| Directions |
Each line of the listing that includes the string "España" needs to be located and copied.

| Input data |
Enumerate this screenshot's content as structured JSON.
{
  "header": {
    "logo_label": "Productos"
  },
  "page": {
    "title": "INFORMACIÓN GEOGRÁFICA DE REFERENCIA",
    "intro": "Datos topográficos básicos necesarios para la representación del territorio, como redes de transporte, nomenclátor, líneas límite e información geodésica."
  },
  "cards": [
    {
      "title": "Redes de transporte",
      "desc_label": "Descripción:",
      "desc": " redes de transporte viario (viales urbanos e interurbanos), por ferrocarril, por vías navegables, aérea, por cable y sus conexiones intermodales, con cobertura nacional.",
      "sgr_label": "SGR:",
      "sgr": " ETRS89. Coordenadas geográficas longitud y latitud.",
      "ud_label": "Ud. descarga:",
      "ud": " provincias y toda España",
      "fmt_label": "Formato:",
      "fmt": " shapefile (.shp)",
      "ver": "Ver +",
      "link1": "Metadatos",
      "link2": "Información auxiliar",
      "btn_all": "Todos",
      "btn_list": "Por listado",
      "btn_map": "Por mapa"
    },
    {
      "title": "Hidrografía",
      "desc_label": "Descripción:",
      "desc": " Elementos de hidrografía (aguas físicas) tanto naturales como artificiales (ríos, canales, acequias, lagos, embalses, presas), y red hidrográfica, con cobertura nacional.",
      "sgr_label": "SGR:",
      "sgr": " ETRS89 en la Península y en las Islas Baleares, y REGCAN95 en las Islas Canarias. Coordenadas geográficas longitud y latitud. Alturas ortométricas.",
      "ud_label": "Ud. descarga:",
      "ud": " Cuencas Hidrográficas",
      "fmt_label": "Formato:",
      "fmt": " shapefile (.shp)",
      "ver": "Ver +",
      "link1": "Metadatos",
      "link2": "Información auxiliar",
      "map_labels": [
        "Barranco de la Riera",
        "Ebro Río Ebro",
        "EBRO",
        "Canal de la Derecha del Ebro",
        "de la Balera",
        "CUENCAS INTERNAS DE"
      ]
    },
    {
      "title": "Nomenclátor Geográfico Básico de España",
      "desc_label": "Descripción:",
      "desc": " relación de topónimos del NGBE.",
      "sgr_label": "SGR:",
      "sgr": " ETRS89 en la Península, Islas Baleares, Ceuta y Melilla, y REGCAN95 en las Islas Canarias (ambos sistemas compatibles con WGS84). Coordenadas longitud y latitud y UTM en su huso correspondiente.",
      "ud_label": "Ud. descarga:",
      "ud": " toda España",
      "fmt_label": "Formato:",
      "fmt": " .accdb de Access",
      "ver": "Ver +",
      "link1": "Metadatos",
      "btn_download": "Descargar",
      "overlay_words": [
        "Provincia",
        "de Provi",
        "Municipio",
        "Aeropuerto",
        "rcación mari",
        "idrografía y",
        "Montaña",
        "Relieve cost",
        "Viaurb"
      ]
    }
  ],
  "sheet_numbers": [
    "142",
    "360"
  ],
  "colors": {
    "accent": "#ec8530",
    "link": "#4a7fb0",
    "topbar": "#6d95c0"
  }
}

| Task solution |
      "ud": " provincias y toda España",
      "title": "Nomenclátor Geográfico Básico de España",
      "ud": " toda España",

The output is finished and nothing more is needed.